However, depending on how much edamame the dog consumed, it may show signs of gastrointestinal distress such as stomach pain, vomiting, or diarrhea.
If these issues become severe or do not go away quickly, please take your dog to their veterinarian as soon as possible.
If your dog ate edamame that was heavily salted or soaked in soy sauce, you should contact your dog’s veterinarian right away. Try to determine how much the dog ate and how much sodium the edamame contained.
Final Thoughts On Dogs And Edamame
Edamame can be a tasty and healthy snack for dogs. However, edamame should be shelled, unsalted, and not fried or baked with butter, oil, or other seasonings when offered to a dog.
Edamame is high in vitamins, antioxidants, protein, and fiber. This makes edamame a healthy choice for a snack or treat, but it should always be offered to dogs in small amounts.
Edamame should never be given to dogs with a documented allergy to soy.
If your dog eats edamame and has any issues, such as allergic signs or gastrointestinal distress, please contact your dog’s veterinarian right away.
If you have any concerns about adding edamame as a snack or treat, your veterinarian is a wonderful resource for answers.
Can dogs eat edamame skin/pods?
No, the outer covering of edamame peas is very tough and fibrous. Though it is not toxic, this outer covering can be dangerous for dogs to consume.
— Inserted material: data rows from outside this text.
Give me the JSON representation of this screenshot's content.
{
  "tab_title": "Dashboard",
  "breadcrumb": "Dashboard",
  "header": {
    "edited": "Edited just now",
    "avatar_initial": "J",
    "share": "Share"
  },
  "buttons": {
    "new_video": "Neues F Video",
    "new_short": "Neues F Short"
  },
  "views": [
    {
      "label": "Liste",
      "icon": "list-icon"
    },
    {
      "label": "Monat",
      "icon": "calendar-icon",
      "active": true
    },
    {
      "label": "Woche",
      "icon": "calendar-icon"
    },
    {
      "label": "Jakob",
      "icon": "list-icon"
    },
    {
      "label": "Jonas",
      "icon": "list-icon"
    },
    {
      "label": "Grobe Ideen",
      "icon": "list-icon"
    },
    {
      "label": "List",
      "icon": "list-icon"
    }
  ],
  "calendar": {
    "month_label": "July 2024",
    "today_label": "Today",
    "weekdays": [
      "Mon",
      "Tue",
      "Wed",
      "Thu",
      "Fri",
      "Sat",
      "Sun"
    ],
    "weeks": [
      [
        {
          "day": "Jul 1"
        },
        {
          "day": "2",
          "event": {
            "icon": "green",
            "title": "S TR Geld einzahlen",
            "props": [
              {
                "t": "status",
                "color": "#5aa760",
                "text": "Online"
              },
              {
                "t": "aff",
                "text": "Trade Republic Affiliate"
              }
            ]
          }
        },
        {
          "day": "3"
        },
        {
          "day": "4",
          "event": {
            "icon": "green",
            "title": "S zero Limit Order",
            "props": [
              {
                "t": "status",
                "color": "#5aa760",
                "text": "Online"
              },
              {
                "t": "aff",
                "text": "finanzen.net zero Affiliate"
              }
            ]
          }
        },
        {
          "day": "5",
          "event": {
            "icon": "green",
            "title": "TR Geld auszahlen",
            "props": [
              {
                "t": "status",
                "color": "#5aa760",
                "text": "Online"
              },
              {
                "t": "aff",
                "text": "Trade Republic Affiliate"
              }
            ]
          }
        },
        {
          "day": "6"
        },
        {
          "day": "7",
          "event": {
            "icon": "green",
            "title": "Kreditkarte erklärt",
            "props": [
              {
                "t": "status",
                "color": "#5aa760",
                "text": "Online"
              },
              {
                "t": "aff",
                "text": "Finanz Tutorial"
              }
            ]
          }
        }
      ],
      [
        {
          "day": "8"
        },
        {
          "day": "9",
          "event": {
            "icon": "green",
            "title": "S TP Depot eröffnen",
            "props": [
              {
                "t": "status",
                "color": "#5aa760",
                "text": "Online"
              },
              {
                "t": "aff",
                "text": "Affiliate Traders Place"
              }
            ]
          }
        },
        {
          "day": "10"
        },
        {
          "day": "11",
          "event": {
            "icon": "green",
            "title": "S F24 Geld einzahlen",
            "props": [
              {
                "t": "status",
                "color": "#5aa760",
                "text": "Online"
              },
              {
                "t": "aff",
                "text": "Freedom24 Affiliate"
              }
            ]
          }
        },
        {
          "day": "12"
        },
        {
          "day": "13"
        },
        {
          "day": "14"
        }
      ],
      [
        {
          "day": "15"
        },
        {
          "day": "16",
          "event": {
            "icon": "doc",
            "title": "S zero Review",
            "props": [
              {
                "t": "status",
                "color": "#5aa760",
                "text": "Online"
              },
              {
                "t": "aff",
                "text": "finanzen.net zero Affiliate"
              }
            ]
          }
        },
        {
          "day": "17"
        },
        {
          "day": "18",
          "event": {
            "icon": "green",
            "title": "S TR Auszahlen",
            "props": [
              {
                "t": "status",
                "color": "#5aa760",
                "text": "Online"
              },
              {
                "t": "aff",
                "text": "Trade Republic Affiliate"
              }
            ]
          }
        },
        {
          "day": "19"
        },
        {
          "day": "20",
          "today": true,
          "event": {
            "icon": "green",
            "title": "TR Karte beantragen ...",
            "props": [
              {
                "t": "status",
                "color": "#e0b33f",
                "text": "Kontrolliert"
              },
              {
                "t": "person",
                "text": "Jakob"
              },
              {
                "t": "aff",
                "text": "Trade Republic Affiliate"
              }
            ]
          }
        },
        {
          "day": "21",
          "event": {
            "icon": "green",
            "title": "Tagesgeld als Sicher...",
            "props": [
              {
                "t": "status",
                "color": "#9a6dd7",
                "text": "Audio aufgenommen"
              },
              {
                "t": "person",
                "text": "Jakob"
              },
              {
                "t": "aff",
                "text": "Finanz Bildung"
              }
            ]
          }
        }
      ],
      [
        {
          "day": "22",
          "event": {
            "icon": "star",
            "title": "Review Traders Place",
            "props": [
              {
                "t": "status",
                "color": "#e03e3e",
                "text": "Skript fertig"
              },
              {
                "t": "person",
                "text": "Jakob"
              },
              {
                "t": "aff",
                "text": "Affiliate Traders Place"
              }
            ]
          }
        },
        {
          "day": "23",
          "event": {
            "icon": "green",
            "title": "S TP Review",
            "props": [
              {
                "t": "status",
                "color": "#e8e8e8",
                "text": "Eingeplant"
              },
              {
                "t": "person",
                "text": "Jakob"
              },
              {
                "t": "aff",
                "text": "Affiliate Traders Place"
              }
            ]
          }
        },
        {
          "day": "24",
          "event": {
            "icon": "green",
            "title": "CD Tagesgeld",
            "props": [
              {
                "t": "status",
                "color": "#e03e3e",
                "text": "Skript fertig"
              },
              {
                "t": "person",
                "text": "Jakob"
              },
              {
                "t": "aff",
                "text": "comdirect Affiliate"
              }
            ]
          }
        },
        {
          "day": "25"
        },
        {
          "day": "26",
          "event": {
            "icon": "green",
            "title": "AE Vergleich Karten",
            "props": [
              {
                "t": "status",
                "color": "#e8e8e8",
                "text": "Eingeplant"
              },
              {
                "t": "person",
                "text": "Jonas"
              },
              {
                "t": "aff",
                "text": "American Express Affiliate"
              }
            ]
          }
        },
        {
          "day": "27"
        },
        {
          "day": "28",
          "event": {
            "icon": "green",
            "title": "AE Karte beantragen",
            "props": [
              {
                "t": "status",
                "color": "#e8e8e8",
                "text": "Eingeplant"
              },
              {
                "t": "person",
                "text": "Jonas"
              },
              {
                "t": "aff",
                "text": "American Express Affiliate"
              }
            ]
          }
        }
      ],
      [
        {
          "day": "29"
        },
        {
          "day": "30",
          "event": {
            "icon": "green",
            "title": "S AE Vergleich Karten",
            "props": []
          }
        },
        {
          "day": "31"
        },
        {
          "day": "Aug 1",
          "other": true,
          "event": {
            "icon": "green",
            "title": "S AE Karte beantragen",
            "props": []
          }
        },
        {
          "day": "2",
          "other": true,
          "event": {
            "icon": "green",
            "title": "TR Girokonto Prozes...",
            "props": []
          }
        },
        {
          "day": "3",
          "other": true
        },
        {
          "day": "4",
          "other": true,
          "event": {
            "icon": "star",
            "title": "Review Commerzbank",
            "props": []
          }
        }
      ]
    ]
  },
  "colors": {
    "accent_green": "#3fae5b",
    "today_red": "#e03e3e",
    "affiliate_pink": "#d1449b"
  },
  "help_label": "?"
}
If a dog eats the outer pod covering of edamame, they risk choking and experiencing gastrointestinal distress such as vomiting, stomach pain, and diarrhea.
Can dogs eat raw edamame/soybeans?
Yes, dogs can eat edamame or soybeans raw. They are not toxic. In fact, offering edamame raw, whether it be fresh or frozen, is a good and healthy way to feed it.
You want to avoid salt, preservatives, or other flavorings on edamame that you offer to your dog, so raw and unprocessed is a great choice!
Dr. Jamie Whittenburg is a vet with 15 years of clinical experience. She graduated from Kansas State University College of Veterinary Medicine in 2006. Her area of expertise is small animal general practice, equine practice, surgery, and academia.
Dr. Whittenburg operates her own hospital in Lubbock, TX, named Kingsgate Animal Hospital. Medically, she’s most interested in practicing general surgery and feline medicine. When not at work, Dr. Whittenburg enjoys outdoor activities, reading, and spending time with her family.